* [What you should do]:
Lines with the word "RawData" in them are the ones to copy from the records.

** Exercise inputs follows **

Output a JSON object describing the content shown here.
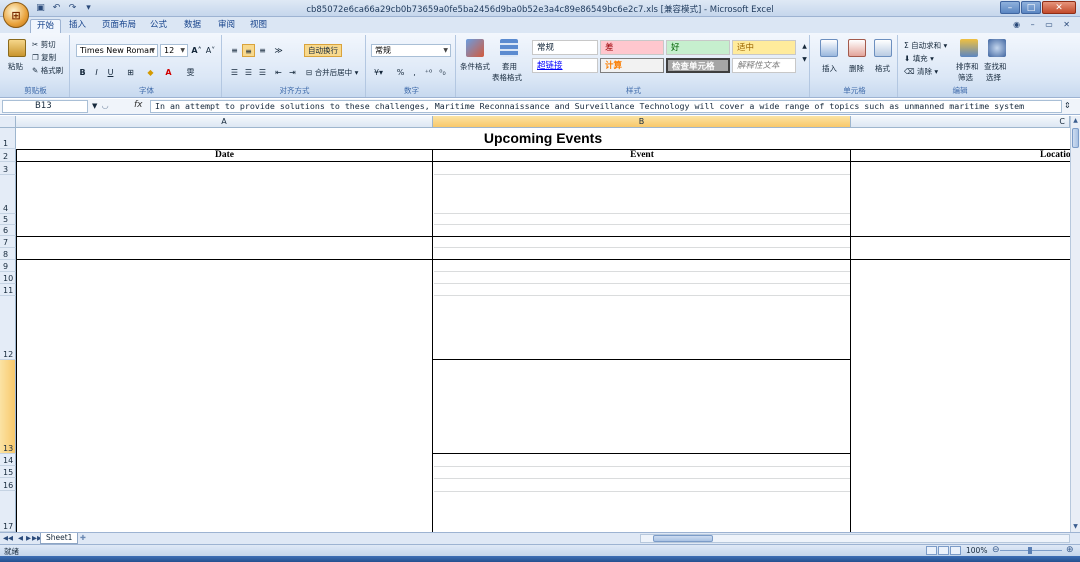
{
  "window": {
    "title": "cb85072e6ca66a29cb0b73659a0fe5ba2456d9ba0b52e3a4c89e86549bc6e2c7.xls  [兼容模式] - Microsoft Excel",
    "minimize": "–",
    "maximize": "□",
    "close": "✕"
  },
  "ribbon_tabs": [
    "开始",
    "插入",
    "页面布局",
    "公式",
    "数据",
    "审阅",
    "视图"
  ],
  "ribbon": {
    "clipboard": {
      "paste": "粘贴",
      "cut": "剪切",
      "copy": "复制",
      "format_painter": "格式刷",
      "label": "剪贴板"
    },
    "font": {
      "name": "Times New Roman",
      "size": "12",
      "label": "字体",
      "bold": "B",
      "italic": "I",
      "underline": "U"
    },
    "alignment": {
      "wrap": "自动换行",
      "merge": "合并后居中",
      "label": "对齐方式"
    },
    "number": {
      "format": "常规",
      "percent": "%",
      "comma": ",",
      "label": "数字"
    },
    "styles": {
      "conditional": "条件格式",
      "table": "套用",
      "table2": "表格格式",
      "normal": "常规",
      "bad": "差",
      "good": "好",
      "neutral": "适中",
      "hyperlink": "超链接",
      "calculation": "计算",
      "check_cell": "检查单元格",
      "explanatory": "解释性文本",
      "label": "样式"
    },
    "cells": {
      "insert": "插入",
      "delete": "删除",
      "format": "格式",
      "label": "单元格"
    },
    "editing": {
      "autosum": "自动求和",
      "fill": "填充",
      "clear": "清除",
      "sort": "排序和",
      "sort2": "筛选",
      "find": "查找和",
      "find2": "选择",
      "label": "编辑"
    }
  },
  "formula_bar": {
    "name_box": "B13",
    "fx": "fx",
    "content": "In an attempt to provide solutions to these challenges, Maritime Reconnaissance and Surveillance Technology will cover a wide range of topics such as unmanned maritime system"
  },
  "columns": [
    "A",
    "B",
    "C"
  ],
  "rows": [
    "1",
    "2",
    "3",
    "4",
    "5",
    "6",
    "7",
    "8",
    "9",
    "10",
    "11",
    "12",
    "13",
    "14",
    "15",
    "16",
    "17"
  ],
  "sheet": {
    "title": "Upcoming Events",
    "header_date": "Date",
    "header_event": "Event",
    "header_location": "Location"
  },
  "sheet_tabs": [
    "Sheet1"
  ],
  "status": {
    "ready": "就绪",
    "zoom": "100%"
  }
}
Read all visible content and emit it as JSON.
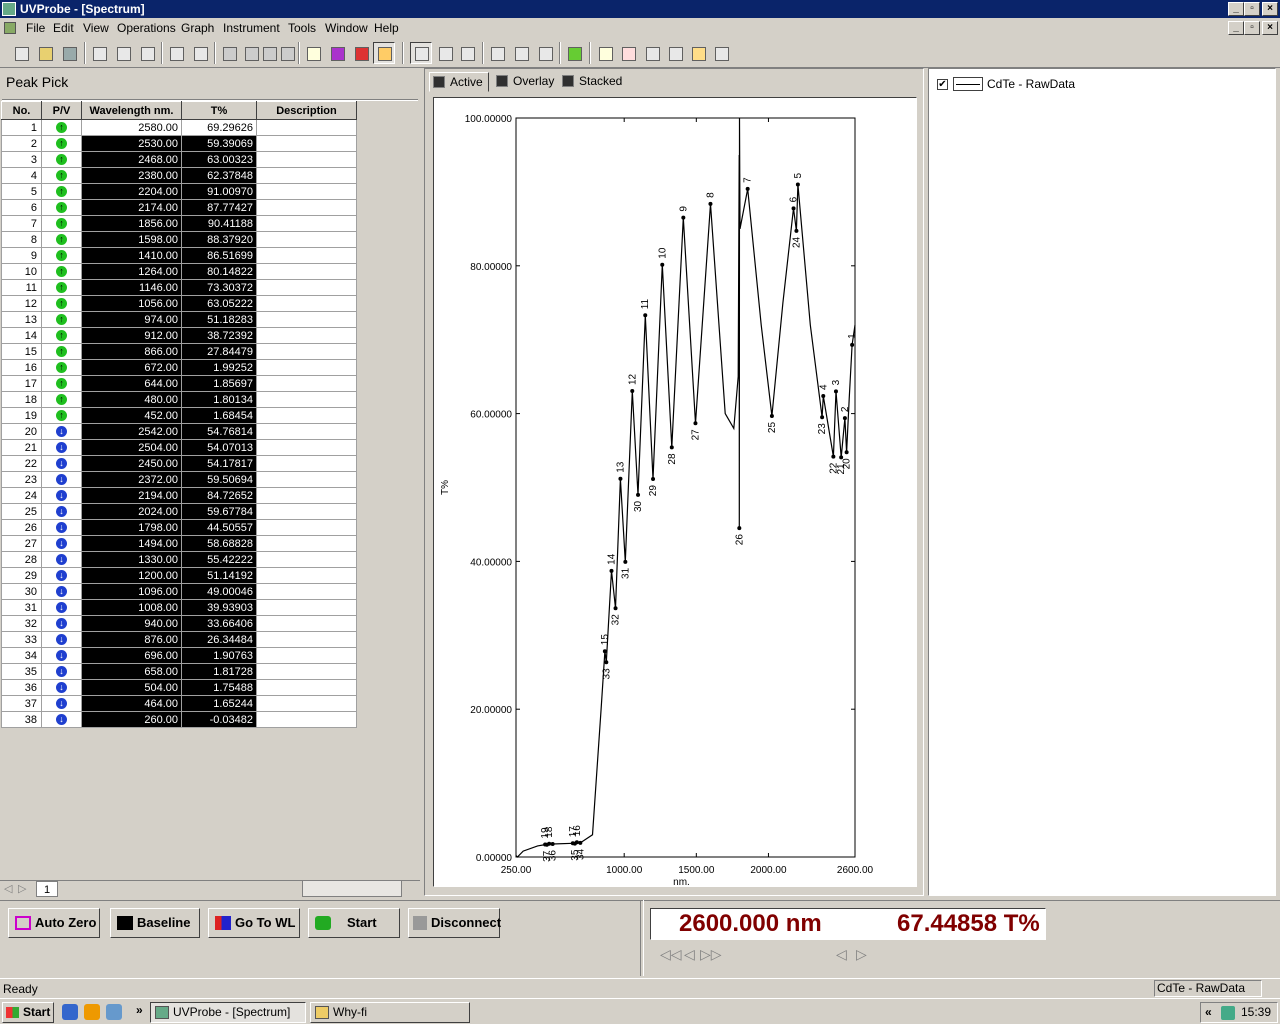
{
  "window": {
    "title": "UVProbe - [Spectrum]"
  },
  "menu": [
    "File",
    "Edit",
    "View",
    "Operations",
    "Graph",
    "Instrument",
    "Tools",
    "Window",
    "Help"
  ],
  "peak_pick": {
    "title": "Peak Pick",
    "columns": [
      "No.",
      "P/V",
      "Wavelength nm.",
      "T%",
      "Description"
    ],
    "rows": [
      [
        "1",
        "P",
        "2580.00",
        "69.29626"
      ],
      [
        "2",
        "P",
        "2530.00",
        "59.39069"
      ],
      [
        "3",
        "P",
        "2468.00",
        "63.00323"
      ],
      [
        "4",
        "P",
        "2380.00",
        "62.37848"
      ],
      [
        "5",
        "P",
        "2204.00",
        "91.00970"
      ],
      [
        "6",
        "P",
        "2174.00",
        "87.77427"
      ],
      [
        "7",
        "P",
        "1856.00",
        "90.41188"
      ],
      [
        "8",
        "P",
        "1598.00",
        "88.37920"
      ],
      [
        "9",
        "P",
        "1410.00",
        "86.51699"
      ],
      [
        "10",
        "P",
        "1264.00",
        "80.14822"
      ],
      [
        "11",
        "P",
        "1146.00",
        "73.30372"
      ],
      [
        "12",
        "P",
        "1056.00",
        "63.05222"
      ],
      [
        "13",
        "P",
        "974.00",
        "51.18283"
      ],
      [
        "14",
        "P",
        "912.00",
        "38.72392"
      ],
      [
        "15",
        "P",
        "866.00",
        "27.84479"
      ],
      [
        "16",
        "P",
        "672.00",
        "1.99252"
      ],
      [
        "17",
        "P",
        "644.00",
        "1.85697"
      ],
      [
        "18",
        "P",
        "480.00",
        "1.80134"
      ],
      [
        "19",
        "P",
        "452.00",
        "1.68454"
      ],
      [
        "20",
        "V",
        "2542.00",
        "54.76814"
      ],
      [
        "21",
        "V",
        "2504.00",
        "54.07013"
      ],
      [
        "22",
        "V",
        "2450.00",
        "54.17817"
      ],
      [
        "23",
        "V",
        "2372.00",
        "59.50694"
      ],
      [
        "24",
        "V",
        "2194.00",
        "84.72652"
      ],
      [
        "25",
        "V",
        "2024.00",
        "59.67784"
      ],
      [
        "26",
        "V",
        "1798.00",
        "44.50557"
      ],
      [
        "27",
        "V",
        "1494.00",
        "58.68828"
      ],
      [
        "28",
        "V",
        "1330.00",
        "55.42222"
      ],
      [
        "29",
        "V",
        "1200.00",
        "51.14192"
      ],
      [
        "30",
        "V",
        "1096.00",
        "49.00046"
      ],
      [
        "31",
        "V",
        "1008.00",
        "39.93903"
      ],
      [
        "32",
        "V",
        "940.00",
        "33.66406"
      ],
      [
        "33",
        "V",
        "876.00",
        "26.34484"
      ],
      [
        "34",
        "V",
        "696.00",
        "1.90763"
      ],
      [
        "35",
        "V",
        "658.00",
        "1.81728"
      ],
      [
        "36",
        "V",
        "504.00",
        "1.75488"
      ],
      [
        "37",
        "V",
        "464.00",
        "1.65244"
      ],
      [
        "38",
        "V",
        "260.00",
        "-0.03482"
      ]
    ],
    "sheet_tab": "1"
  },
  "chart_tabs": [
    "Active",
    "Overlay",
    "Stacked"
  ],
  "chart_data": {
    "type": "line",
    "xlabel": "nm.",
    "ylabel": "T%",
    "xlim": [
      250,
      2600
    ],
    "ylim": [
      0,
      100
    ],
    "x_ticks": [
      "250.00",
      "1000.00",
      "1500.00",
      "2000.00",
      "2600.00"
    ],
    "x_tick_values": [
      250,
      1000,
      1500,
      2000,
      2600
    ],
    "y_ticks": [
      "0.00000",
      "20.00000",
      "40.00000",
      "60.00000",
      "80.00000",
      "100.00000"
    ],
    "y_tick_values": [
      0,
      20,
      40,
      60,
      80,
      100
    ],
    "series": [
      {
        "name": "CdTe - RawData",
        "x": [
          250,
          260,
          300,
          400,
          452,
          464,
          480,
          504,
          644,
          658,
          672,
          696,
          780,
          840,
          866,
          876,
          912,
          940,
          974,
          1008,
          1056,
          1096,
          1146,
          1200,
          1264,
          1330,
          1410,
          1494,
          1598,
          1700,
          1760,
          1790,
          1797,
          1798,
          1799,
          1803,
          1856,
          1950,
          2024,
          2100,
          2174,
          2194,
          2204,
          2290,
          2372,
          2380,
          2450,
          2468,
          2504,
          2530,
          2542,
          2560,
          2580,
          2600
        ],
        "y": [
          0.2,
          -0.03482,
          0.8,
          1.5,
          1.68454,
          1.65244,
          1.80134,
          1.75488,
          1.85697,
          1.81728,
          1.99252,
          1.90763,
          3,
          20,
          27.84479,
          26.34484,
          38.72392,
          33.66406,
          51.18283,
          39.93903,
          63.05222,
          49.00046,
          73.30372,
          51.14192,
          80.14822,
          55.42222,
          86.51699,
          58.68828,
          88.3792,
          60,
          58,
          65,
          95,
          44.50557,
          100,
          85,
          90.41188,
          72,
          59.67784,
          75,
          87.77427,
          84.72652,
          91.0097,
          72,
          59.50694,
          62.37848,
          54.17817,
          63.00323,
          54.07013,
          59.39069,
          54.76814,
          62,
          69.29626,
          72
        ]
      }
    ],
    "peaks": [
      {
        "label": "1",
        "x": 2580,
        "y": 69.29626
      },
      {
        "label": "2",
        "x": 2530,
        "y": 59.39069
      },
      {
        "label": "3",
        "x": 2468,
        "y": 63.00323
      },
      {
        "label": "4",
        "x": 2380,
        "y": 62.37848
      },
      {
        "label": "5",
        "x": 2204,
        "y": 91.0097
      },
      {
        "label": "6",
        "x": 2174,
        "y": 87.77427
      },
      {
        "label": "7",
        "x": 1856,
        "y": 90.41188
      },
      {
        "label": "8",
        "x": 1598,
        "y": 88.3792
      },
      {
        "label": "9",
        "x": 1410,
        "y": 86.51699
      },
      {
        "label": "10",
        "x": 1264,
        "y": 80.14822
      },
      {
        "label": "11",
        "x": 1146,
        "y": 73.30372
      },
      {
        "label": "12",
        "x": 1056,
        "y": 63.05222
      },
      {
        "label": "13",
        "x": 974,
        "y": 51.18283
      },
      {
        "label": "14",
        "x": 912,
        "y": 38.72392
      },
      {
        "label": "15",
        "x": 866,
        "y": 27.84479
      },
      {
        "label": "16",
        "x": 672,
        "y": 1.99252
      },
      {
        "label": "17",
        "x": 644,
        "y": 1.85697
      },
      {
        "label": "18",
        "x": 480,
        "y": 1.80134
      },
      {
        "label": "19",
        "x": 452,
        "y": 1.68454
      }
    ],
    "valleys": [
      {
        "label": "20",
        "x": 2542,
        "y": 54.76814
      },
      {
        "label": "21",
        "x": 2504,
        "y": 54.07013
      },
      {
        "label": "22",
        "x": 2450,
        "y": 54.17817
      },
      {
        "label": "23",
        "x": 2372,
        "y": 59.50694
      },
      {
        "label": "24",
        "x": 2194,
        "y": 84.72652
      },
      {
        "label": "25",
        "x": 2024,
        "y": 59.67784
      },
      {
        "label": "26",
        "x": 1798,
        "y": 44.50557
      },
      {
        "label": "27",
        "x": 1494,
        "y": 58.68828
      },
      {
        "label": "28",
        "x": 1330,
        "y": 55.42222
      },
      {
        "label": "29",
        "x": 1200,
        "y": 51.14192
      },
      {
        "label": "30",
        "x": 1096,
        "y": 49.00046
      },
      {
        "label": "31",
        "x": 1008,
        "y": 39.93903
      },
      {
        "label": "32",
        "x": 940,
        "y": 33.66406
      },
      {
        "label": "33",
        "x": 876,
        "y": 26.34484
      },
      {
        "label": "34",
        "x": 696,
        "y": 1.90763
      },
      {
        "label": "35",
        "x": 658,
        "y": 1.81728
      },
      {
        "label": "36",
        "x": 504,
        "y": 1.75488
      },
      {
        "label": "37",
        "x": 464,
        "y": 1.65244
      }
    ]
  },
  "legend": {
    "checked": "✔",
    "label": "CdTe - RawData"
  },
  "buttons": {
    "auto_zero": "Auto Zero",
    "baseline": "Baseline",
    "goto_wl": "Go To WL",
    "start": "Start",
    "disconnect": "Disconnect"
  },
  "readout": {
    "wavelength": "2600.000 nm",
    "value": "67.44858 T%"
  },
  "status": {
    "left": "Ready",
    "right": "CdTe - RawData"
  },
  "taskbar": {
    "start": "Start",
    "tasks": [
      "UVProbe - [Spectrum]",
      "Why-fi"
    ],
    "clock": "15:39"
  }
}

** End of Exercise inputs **

* [Output of the exercise]:
        "name": "CdTe - RawData",
    "label": "CdTe - RawData"
    "right": "CdTe - RawData"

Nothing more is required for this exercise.